## WHAT TO DO
Work through the listing below, copying each line that carries the word "Strongly".

## SOURCE MATERIAL
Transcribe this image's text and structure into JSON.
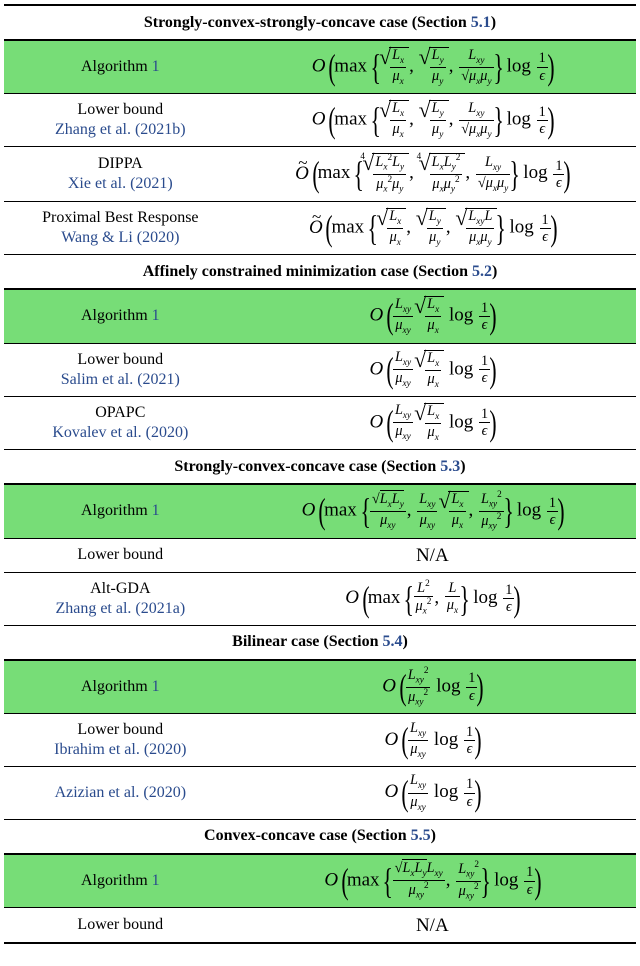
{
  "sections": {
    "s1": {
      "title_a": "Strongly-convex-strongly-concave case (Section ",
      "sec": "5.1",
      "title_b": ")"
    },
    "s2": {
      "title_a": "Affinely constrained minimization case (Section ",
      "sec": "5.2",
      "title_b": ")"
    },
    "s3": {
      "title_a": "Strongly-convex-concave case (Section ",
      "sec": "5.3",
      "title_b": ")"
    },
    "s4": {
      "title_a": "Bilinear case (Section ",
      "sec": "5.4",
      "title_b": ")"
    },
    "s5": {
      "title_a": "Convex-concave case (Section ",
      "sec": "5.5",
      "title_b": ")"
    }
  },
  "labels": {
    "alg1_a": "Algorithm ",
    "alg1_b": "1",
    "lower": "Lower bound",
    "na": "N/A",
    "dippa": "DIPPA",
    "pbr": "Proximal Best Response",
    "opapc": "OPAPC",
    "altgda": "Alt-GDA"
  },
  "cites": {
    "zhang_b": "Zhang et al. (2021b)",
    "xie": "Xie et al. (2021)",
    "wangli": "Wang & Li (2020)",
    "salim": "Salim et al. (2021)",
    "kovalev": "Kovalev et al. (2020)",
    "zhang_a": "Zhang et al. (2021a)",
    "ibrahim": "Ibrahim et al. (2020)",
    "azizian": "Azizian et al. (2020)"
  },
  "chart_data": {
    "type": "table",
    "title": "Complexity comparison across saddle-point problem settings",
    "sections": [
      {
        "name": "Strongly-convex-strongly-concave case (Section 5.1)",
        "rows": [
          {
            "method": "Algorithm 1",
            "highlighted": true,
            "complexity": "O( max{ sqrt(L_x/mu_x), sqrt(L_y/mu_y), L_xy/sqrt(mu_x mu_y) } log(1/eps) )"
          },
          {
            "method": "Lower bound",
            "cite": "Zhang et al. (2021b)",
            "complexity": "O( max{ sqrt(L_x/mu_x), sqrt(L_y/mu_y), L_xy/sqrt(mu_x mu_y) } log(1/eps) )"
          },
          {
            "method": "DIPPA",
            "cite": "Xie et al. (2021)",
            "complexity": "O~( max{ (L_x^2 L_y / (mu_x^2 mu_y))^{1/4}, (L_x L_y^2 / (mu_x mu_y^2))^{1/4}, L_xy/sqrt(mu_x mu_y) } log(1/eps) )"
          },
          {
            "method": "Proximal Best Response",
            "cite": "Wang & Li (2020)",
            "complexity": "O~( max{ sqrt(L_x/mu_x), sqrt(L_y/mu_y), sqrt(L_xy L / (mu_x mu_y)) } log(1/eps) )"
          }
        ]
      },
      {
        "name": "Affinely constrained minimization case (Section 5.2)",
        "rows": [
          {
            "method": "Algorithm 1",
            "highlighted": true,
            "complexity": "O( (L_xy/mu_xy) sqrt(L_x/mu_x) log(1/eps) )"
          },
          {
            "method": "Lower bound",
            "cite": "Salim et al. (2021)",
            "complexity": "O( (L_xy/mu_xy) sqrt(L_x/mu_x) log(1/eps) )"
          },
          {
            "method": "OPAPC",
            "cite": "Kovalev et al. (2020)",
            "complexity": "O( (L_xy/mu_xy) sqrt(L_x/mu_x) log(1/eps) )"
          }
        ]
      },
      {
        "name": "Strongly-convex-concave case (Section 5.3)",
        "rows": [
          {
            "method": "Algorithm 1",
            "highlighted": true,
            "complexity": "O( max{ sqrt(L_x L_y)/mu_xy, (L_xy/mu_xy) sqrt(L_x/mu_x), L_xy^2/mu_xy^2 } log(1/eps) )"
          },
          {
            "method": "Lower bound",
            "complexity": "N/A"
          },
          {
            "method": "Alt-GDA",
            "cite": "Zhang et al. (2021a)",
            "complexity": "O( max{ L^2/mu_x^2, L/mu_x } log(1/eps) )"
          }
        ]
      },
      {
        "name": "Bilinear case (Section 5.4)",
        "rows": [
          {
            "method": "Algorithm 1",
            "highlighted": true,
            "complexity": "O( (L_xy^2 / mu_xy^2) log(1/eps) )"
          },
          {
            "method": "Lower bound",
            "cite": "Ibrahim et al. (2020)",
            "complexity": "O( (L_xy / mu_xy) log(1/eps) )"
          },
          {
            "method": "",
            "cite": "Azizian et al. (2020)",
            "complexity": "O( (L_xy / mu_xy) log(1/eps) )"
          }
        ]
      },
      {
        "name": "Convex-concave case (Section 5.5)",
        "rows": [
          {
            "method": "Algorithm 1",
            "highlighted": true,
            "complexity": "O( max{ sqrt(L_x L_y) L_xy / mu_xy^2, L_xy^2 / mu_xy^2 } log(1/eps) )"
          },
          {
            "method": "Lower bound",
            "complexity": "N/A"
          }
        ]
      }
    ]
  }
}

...

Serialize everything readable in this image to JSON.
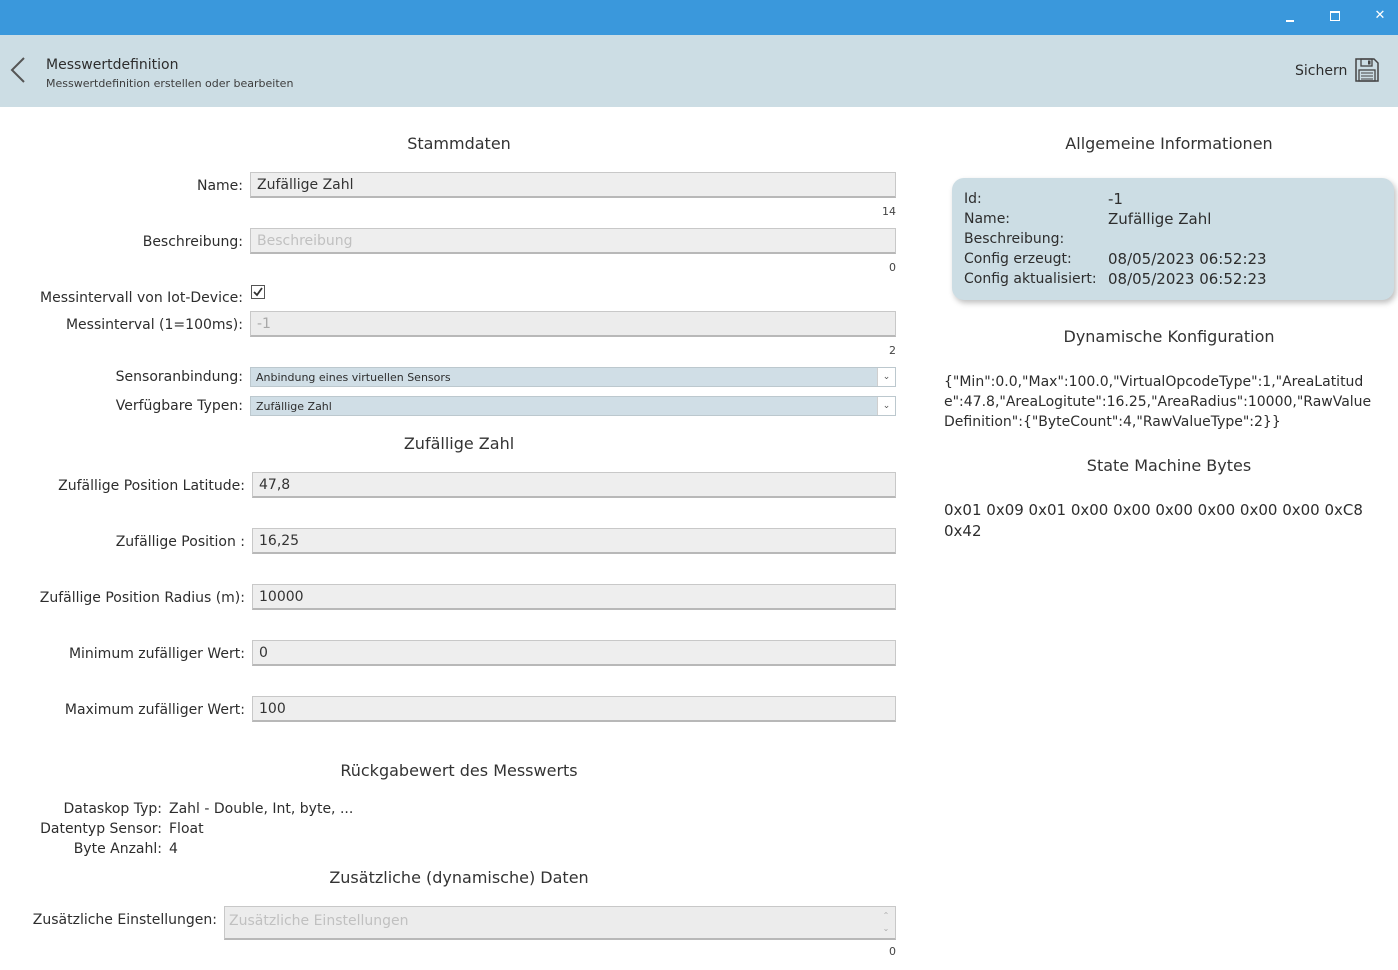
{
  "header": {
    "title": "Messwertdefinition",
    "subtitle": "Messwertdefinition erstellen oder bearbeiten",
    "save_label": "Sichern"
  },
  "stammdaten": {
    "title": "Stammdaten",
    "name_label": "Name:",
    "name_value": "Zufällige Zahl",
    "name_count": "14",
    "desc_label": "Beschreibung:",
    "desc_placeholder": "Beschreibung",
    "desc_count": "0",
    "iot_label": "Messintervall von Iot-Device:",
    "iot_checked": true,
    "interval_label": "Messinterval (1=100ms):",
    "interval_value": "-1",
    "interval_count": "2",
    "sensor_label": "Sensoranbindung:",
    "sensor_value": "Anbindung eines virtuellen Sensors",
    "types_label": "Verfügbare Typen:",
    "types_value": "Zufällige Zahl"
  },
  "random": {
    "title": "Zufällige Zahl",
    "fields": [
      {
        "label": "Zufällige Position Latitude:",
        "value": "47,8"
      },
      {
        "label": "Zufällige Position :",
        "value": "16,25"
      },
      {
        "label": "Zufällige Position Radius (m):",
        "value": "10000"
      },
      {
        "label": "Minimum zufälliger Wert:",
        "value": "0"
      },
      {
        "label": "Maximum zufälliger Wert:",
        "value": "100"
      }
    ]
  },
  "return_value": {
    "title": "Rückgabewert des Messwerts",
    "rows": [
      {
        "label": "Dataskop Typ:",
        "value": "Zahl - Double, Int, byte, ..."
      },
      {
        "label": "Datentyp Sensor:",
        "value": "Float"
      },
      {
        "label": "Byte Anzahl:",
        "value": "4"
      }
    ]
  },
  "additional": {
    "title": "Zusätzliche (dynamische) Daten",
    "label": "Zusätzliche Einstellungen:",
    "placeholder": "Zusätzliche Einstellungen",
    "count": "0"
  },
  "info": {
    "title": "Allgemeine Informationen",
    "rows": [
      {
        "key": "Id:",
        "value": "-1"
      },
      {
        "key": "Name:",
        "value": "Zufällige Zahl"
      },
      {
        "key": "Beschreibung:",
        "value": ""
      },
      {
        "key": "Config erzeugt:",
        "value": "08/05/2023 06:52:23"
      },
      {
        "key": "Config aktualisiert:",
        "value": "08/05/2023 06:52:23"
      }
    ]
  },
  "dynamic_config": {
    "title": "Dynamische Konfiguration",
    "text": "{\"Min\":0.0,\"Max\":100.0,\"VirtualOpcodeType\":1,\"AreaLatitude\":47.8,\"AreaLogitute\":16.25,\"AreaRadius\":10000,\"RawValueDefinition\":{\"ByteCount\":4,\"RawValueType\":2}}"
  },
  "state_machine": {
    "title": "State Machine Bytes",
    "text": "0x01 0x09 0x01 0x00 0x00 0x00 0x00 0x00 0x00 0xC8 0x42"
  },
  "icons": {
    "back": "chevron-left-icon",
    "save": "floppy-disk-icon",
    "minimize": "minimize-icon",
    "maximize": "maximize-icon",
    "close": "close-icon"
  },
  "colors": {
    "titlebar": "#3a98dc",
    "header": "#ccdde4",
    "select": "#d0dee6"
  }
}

## SOLUTION FOR THIS PROBLEM
      "title_a": "Strongly-convex-strongly-concave case (Section ",
      "title_a": "Strongly-convex-concave case (Section ",
        "name": "Strongly-convex-strongly-concave case (Section 5.1)",
        "name": "Strongly-convex-concave case (Section 5.3)",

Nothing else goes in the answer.